◆ WHAT IS EXPECTED ◆
Copy out every entry, keeping each character the same.

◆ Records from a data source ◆
━━━━━━━━━━━━━━━━━━━━━━━━━━━━━━

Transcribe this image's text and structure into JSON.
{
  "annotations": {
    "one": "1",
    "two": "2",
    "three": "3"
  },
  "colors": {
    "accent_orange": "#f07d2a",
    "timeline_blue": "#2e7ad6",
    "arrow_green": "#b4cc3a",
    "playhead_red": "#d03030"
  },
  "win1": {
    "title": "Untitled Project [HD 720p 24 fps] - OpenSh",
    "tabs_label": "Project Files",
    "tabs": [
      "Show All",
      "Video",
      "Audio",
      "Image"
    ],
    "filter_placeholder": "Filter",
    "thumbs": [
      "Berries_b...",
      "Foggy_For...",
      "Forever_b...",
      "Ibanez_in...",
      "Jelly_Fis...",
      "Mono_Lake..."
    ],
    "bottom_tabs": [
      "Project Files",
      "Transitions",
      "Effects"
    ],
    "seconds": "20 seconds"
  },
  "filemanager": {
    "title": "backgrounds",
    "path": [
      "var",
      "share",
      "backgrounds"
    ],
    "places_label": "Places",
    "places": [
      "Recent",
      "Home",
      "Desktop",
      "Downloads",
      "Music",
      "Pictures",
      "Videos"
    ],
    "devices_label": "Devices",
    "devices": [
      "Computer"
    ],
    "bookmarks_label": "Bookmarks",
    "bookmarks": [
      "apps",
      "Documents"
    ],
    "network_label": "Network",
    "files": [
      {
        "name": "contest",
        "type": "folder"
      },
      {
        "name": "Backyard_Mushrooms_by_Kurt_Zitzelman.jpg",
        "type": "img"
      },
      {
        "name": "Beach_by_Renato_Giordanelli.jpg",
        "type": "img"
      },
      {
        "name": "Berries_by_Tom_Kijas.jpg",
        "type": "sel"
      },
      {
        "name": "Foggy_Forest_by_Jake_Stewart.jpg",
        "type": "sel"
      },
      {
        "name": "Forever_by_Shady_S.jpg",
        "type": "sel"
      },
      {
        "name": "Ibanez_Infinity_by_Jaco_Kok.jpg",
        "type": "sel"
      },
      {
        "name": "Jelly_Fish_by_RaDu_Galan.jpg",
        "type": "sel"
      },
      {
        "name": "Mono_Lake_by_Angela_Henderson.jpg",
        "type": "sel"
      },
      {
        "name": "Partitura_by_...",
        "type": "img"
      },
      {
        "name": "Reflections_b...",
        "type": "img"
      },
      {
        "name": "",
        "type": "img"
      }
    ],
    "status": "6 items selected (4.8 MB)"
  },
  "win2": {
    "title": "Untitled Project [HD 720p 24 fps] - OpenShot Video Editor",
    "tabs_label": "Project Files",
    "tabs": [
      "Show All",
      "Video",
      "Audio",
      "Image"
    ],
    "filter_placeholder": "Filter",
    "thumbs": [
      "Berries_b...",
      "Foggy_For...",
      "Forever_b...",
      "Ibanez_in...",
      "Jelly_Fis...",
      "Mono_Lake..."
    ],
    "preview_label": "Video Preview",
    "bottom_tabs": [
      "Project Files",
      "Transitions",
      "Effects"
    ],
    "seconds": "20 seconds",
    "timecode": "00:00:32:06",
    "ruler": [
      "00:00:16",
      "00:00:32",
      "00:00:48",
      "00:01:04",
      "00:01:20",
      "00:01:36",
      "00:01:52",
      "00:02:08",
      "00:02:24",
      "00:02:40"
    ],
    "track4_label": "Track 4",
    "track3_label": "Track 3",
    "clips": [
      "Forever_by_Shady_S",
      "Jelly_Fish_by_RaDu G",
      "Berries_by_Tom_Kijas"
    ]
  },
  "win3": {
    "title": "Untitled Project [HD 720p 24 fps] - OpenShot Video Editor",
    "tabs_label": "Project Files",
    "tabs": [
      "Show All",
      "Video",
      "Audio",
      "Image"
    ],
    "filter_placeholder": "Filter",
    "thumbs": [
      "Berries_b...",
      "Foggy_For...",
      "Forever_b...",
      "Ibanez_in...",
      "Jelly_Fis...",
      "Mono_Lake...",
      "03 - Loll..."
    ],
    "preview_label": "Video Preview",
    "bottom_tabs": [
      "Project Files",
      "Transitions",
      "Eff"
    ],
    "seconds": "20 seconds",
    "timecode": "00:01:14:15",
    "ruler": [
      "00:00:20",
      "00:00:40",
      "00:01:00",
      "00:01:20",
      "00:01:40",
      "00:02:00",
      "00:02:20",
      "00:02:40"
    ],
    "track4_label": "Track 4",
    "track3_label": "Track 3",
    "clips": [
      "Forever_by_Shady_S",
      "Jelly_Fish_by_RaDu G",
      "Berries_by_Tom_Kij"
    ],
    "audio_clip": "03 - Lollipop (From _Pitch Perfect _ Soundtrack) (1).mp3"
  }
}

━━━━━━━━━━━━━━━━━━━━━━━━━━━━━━

◆ ANSWER BOX ◆
Transcribe this image's text and structure into JSON.
{
  "annotations": {
    "one": "1",
    "two": "2",
    "three": "3"
  },
  "colors": {
    "accent_orange": "#f07d2a",
    "timeline_blue": "#2e7ad6",
    "arrow_green": "#b4cc3a",
    "playhead_red": "#d03030"
  },
  "win1": {
    "title": "Untitled Project [HD 720p 24 fps] - OpenSh",
    "tabs_label": "Project Files",
    "tabs": [
      "Show All",
      "Video",
      "Audio",
      "Image"
    ],
    "filter_placeholder": "Filter",
    "thumbs": [
      "Berries_b...",
      "Foggy_For...",
      "Forever_b...",
      "Ibanez_in...",
      "Jelly_Fis...",
      "Mono_Lake..."
    ],
    "bottom_tabs": [
      "Project Files",
      "Transitions",
      "Effects"
    ],
    "seconds": "20 seconds"
  },
  "filemanager": {
    "title": "backgrounds",
    "path": [
      "var",
      "share",
      "backgrounds"
    ],
    "places_label": "Places",
    "places": [
      "Recent",
      "Home",
      "Desktop",
      "Downloads",
      "Music",
      "Pictures",
      "Videos"
    ],
    "devices_label": "Devices",
    "devices": [
      "Computer"
    ],
    "bookmarks_label": "Bookmarks",
    "bookmarks": [
      "apps",
      "Documents"
    ],
    "network_label": "Network",
    "files": [
      {
        "name": "contest",
        "type": "folder"
      },
      {
        "name": "Backyard_Mushrooms_by_Kurt_Zitzelman.jpg",
        "type": "img"
      },
      {
        "name": "Beach_by_Renato_Giordanelli.jpg",
        "type": "img"
      },
      {
        "name": "Berries_by_Tom_Kijas.jpg",
        "type": "sel"
      },
      {
        "name": "Foggy_Forest_by_Jake_Stewart.jpg",
        "type": "sel"
      },
      {
        "name": "Forever_by_Shady_S.jpg",
        "type": "sel"
      },
      {
        "name": "Ibanez_Infinity_by_Jaco_Kok.jpg",
        "type": "sel"
      },
      {
        "name": "Jelly_Fish_by_RaDu_Galan.jpg",
        "type": "sel"
      },
      {
        "name": "Mono_Lake_by_Angela_Henderson.jpg",
        "type": "sel"
      },
      {
        "name": "Partitura_by_...",
        "type": "img"
      },
      {
        "name": "Reflections_b...",
        "type": "img"
      },
      {
        "name": "",
        "type": "img"
      }
    ],
    "status": "6 items selected (4.8 MB)"
  },
  "win2": {
    "title": "Untitled Project [HD 720p 24 fps] - OpenShot Video Editor",
    "tabs_label": "Project Files",
    "tabs": [
      "Show All",
      "Video",
      "Audio",
      "Image"
    ],
    "filter_placeholder": "Filter",
    "thumbs": [
      "Berries_b...",
      "Foggy_For...",
      "Forever_b...",
      "Ibanez_in...",
      "Jelly_Fis...",
      "Mono_Lake..."
    ],
    "preview_label": "Video Preview",
    "bottom_tabs": [
      "Project Files",
      "Transitions",
      "Effects"
    ],
    "seconds": "20 seconds",
    "timecode": "00:00:32:06",
    "ruler": [
      "00:00:16",
      "00:00:32",
      "00:00:48",
      "00:01:04",
      "00:01:20",
      "00:01:36",
      "00:01:52",
      "00:02:08",
      "00:02:24",
      "00:02:40"
    ],
    "track4_label": "Track 4",
    "track3_label": "Track 3",
    "clips": [
      "Forever_by_Shady_S",
      "Jelly_Fish_by_RaDu G",
      "Berries_by_Tom_Kijas"
    ]
  },
  "win3": {
    "title": "Untitled Project [HD 720p 24 fps] - OpenShot Video Editor",
    "tabs_label": "Project Files",
    "tabs": [
      "Show All",
      "Video",
      "Audio",
      "Image"
    ],
    "filter_placeholder": "Filter",
    "thumbs": [
      "Berries_b...",
      "Foggy_For...",
      "Forever_b...",
      "Ibanez_in...",
      "Jelly_Fis...",
      "Mono_Lake...",
      "03 - Loll..."
    ],
    "preview_label": "Video Preview",
    "bottom_tabs": [
      "Project Files",
      "Transitions",
      "Eff"
    ],
    "seconds": "20 seconds",
    "timecode": "00:01:14:15",
    "ruler": [
      "00:00:20",
      "00:00:40",
      "00:01:00",
      "00:01:20",
      "00:01:40",
      "00:02:00",
      "00:02:20",
      "00:02:40"
    ],
    "track4_label": "Track 4",
    "track3_label": "Track 3",
    "clips": [
      "Forever_by_Shady_S",
      "Jelly_Fish_by_RaDu G",
      "Berries_by_Tom_Kij"
    ],
    "audio_clip": "03 - Lollipop (From _Pitch Perfect _ Soundtrack) (1).mp3"
  }
}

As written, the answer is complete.